Launched on 18 May 2015, the VFS Atlas is a handbook of large scale maps showing in detail areas traversed by the Valley Fault System, an active fault in the eastern part of the Greater Metro Manila Area (GMMA). The atlas was a result of PHIVOLCS' review of the VFS as one of the component activities of the AusAid-funded GMMA Ready Project under the United Nations Development Programme (UNDP) and implemented by member agencies of the National Disaster Risk Reduction and Management Council back in 2012. The VFS Atlas makes information readily available to different stakeholders inquiring about areas transected by the VFS.

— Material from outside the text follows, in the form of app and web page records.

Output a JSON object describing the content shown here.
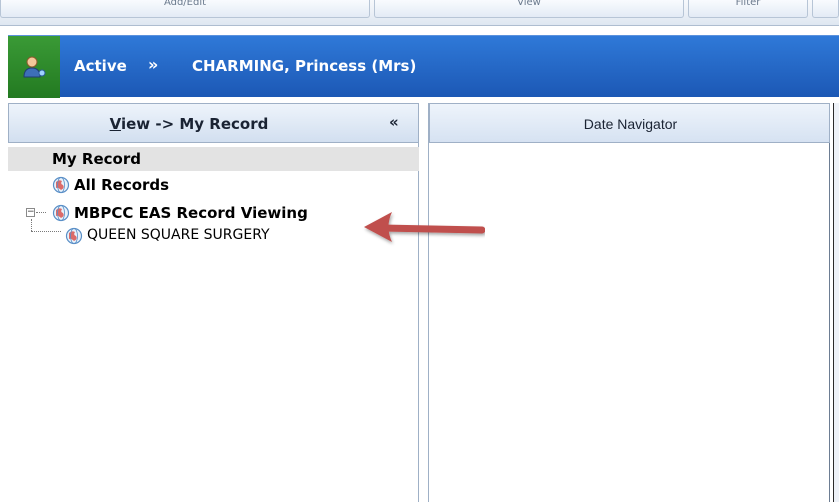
{
  "ribbon": {
    "tabs": [
      "Add/Edit",
      "View",
      "Filter"
    ]
  },
  "banner": {
    "status": "Active",
    "expand_icon": "double-chevron-down-icon",
    "patient_name": "CHARMING, Princess (Mrs)",
    "colors": {
      "banner": "#1f5fbf",
      "status": "#2e8a2b"
    }
  },
  "left_pane": {
    "title_prefix": "V",
    "title_rest": "iew -> My Record",
    "collapse_icon": "double-chevron-left-icon",
    "tree": {
      "my_record": "My Record",
      "all_records": "All Records",
      "group": "MBPCC EAS Record Viewing",
      "child": "QUEEN SQUARE SURGERY"
    }
  },
  "right_pane": {
    "title": "Date Navigator"
  },
  "annotation": {
    "arrow_color": "#c0504d"
  }
}
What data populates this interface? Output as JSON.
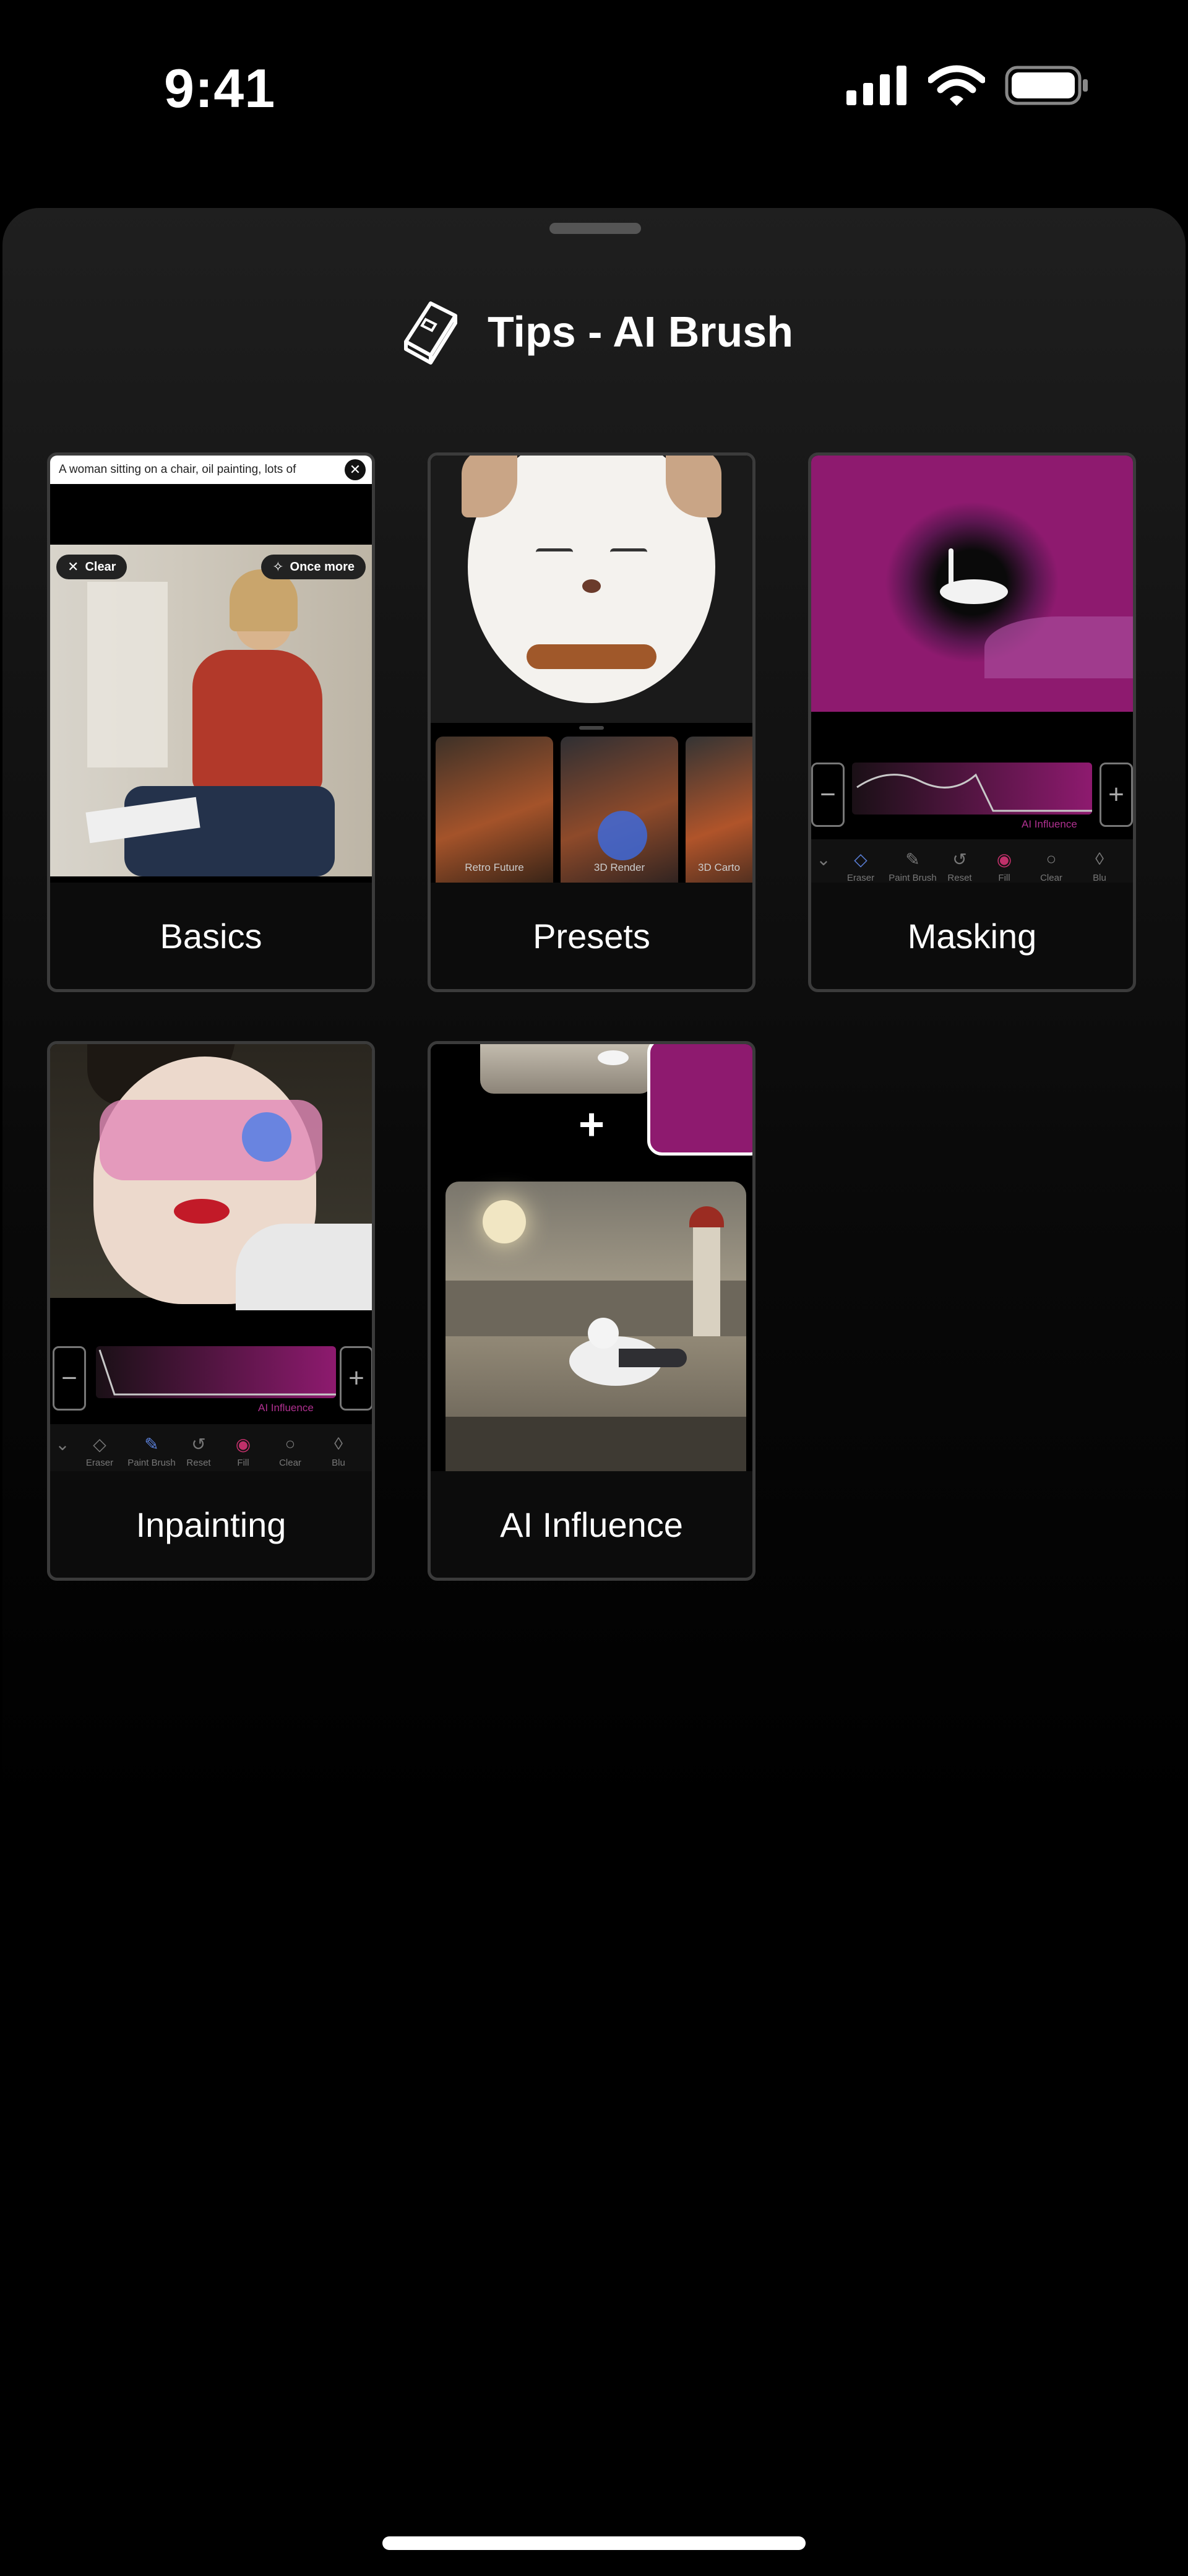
{
  "status_bar": {
    "time": "9:41"
  },
  "sheet": {
    "title": "Tips - AI Brush"
  },
  "cards": {
    "basics": {
      "label": "Basics",
      "prompt_text": "A woman sitting on a chair, oil painting, lots of",
      "clear_label": "Clear",
      "once_more_label": "Once more"
    },
    "presets": {
      "label": "Presets",
      "styles": [
        "Retro Future",
        "3D Render",
        "3D Carto"
      ]
    },
    "masking": {
      "label": "Masking",
      "influence_label": "AI Influence",
      "tools": [
        "Eraser",
        "Paint Brush",
        "Reset",
        "Fill",
        "Clear",
        "Blu"
      ]
    },
    "inpainting": {
      "label": "Inpainting",
      "influence_label": "AI Influence",
      "tools": [
        "Eraser",
        "Paint Brush",
        "Reset",
        "Fill",
        "Clear",
        "Blu"
      ]
    },
    "ai_influence": {
      "label": "AI Influence",
      "plus_sign": "+"
    }
  },
  "colors": {
    "background": "#000000",
    "sheet": "#1c1c1c",
    "card_border": "#3b3b3b",
    "accent_magenta": "#8e1a6f",
    "mask_blue": "#4a7ee8"
  },
  "icons": [
    "signal-icon",
    "wifi-icon",
    "battery-icon",
    "book-icon",
    "close-icon",
    "sparkle-icon",
    "minus-icon",
    "plus-icon",
    "chevron-down-icon",
    "eraser-icon",
    "paint-brush-icon",
    "reset-icon",
    "fill-icon",
    "clear-icon",
    "blur-icon"
  ]
}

PHIVOLCS Fault Finder is a web and android application capable to do proximity searches to active faults. It may be used to determine the location of Active Faults in an area and to measure the shortest distance between an active fault and a user's current location, which is determined by the gadget's tracking device. It may also be used to measure the shortest distance between an active fault and a specific site, which is identified by a user.

This app is a product of the joint collaboration between the DOST-PHIVOLCS, Geological Survey of Japan (GSJ), National Institute of Advanced Industrial Science and Technology (AIST), Japan. It was developed by Dr. Joel C. Bandibas of GSJ with the cooperation of the research and development personnel of DOST-PHIVOLCS.

1,000 printed copies of VFS Atlas were handed out to local government units, national government agencies, and other stakeholders. As of June 2017, 1,611 of the digital copies of the Atlas were distributed in CDs, while 107,036 were downloaded online. Requests for ground rupture hazard assessment as well as lectures for earthquakes and earthquake hazards also increased dramatically following the release of the Atlas.

More than 170,000 users from around the world have visited the FaultFinder site since its launch in July 2016. In the Philippines, majority of its users have searched for information about the Valley Fault System.

DOST-PHIVOLCS distributes a CD containing a digital copy of the VFS Atlas for free. Stakeholders can also download a copy online from DOST-PHIVOLCS official website (  Go to or download the app using your android phones to find active fault nearest you.